Assigned task:
All entries shown below must be given again word for word.

Material shown:
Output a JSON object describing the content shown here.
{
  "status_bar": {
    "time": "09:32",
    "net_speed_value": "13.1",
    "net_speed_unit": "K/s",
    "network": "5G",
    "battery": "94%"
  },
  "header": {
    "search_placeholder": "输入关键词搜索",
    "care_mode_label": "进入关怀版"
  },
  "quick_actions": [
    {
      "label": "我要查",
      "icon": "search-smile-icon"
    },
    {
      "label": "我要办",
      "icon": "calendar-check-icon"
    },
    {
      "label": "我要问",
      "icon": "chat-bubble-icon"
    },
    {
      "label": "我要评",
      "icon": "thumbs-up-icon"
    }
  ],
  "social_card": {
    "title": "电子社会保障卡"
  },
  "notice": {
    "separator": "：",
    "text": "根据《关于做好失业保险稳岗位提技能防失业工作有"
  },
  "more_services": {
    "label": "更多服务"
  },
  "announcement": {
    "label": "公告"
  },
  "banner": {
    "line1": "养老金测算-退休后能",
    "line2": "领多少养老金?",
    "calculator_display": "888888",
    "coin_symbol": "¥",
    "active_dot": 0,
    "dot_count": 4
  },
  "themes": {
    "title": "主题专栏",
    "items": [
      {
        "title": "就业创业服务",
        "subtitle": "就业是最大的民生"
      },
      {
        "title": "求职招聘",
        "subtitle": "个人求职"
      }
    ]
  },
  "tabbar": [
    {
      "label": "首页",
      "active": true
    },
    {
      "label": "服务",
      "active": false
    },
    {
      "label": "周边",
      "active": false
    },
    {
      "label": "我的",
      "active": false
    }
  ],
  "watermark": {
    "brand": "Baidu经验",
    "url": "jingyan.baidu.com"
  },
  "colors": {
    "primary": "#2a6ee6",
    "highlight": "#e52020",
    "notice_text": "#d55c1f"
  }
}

Expected output:
Output a JSON object describing the content shown here.
{
  "status_bar": {
    "time": "09:32",
    "net_speed_value": "13.1",
    "net_speed_unit": "K/s",
    "network": "5G",
    "battery": "94%"
  },
  "header": {
    "search_placeholder": "输入关键词搜索",
    "care_mode_label": "进入关怀版"
  },
  "quick_actions": [
    {
      "label": "我要查",
      "icon": "search-smile-icon"
    },
    {
      "label": "我要办",
      "icon": "calendar-check-icon"
    },
    {
      "label": "我要问",
      "icon": "chat-bubble-icon"
    },
    {
      "label": "我要评",
      "icon": "thumbs-up-icon"
    }
  ],
  "social_card": {
    "title": "电子社会保障卡"
  },
  "notice": {
    "separator": "：",
    "text": "根据《关于做好失业保险稳岗位提技能防失业工作有"
  },
  "more_services": {
    "label": "更多服务"
  },
  "announcement": {
    "label": "公告"
  },
  "banner": {
    "line1": "养老金测算-退休后能",
    "line2": "领多少养老金?",
    "calculator_display": "888888",
    "coin_symbol": "¥",
    "active_dot": 0,
    "dot_count": 4
  },
  "themes": {
    "title": "主题专栏",
    "items": [
      {
        "title": "就业创业服务",
        "subtitle": "就业是最大的民生"
      },
      {
        "title": "求职招聘",
        "subtitle": "个人求职"
      }
    ]
  },
  "tabbar": [
    {
      "label": "首页",
      "active": true
    },
    {
      "label": "服务",
      "active": false
    },
    {
      "label": "周边",
      "active": false
    },
    {
      "label": "我的",
      "active": false
    }
  ],
  "watermark": {
    "brand": "Baidu经验",
    "url": "jingyan.baidu.com"
  },
  "colors": {
    "primary": "#2a6ee6",
    "highlight": "#e52020",
    "notice_text": "#d55c1f"
  }
}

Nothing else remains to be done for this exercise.